So Diamond Dispersions have experienced an exciting few months – tell us more about this ?

Yes, it has been a very exciting few months.  Lubrizol is merging us into their systems and is handling the integration strategically.  From the outside, nothing has changed much!  It is very much business as normal!

How do you see the partnership between Lubrizol and Diamond Dispersions working going forward?

Prior to the acquisition, we realised there was great synergy between our Research and Development departments. Since the acquisition, we have begun working on a number of projects together and there are some exciting new product developments already in the pipeline. Diamond’s in-depth knowledge of milling and handling dispersions and Lubrizol’s knowledge of additives and dispersants makes us a very exciting and vibrant combination.  Diamond has also now been able to purchase further assets in terms of equipment and laboratory mills to strengthen an already strong research capability. We have also taken on two new chemists so we are both much stronger in the digital field working together.
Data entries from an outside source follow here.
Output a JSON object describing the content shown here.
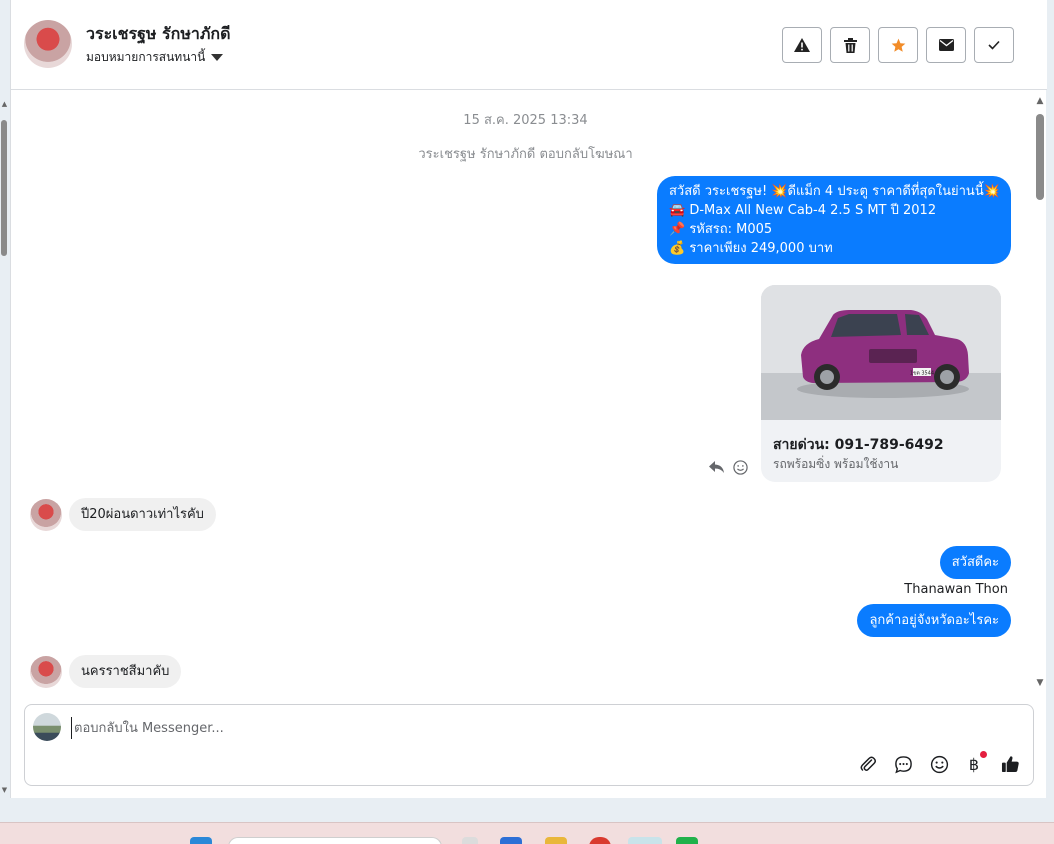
{
  "header": {
    "contact_name": "วระเชรฐษ รักษาภักดี",
    "assign_label": "มอบหมายการสนทนานี้"
  },
  "chat": {
    "timestamp": "15 ส.ค. 2025 13:34",
    "system_note": "วระเชรฐษ รักษาภักดี ตอบกลับโฆษณา",
    "ad_message_lines": [
      "สวัสดี วระเชรฐษ! 💥ดีแม็ก 4 ประตู ราคาดีที่สุดในย่านนี้💥",
      "🚘 D-Max All New Cab-4 2.5 S MT  ปี 2012",
      "📌 รหัสรถ: M005",
      "💰 ราคาเพียง 249,000 บาท"
    ],
    "card": {
      "plate": "1ขต 3544",
      "phone": "สายด่วน: 091-789-6492",
      "subtitle": "รถพร้อมซิ่ง พร้อมใช้งาน"
    },
    "incoming_1": "ปี20ผ่อนดาวเท่าไรคับ",
    "outgoing_1": "สวัสดีคะ",
    "sender_name": "Thanawan Thon",
    "outgoing_2": "ลูกค้าอยู่จังหวัดอะไรคะ",
    "incoming_2": "นครราชสีมาคับ"
  },
  "composer": {
    "placeholder": "ตอบกลับใน Messenger..."
  },
  "colors": {
    "outgoing_bubble": "#0a7cff",
    "incoming_bubble": "#f0f0f0",
    "star": "#f28c28"
  },
  "icons": {
    "toolbar": [
      "warning-icon",
      "trash-icon",
      "star-icon",
      "envelope-icon",
      "check-icon"
    ],
    "composer": [
      "paperclip-icon",
      "chat-bubble-icon",
      "emoji-icon",
      "baht-icon",
      "thumbs-up-icon"
    ]
  }
}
The past five years have been, interesting, challenging,  exciting and in the end fruitful & successful. As two entrepreneurs from outside the business - How have you managed to keep going and keep the faith ?

We have always believed in Diamond.  Never ever doubted that.  We found an exciting niche in a growing market and steadily built up our knowledge and expertise to become an outstanding supplier in our specialist field.  We also used fun and impactful marketing to create visibility for the brand, differentiate ourselves, and communicate our real value.

We see growing pains in the market, do you agree? And in your opinion how do entrepreneurial businesses manage growth?

There are growing pains, but despite this everyone is rushing to get a digital offering in their sector - which is exciting.  The opportunities for digital across multiple industries are huge.  This could be textiles, or wall paper, or floor/wood laminates, or packaging. So yes,  the opportunities seem endless.  We don’t see digital printing replacing other forms of printing but rather taking a small niche share of these markets by adding value and creating new brand opportunities for personalising and limited tailored print runs.   You could, for example, print millions of sandwich boxes by analogue traditional print methods and then overprint digitally the local weather forecast on sandwich packs sold in Paris, Glasgow or Berlin etc.

What is happening in textile and pigment inks?

This is a huge area of research for many companies and the challenges are great, but the opportunities for those who are good at this are enormous. Diamond has a range of pigment dispersions for textiles, but we are always working all the time on new product ranges and opportunities especially in the field of water based pigments.

On a personal level, you and Peter have worked together for a long time,  why do you think that you work so well together?

I think there were two main factors. One is that we trust each other to both be working towards the same goal for Diamond. We are motivated by doing anything that is for the good of Diamond. The other factor is that we are both competitive, very competitive. I think this inherently pushes us to achieve more than we could without that healthy competition.

We don’t think there are enough entrepreneurs in the industry, tell us your view ? What’s the story of your success?

Yes, I think the industry is mainly dominated by large corporate companies with huge spending power.  They can spend 5 years developing a product and not make any money from it until year 7. Small entrepreneurial companies often don’t have this luxury, but must realize profits much sooner in order to survive. 

I think, inadvertently, that was our strength. We knew that we could not be everything to everyone, so we had to focus.  We decided what we were good at was making dispersions.  We bought the best equipment we could and did that to the best of our ability.  We were tempted on many occasions to consider actually making the inks, but always held back.  We wanted to work with our customers and not compete with them. Ultimately, a key to our success is maintaining a realistic view of the market and a realistic view of the achievable goals and then going for it both in terms of constantly researching to improve and grow whilst monitoring quality combined with innovative marketing.

Diamond Dispersions are again pleased to be the sponsor of the Networking evening at the InPrint Milan event on Tuesday 15th November from 5.00pm.

For further information on Diamond Dispersions check out their website

With growth of your business, there is always a balancing act says Sue Wright of Diamond Dispersions

With growth of your business, there is always a balancing act says Sue Wright of Diamond Dispersions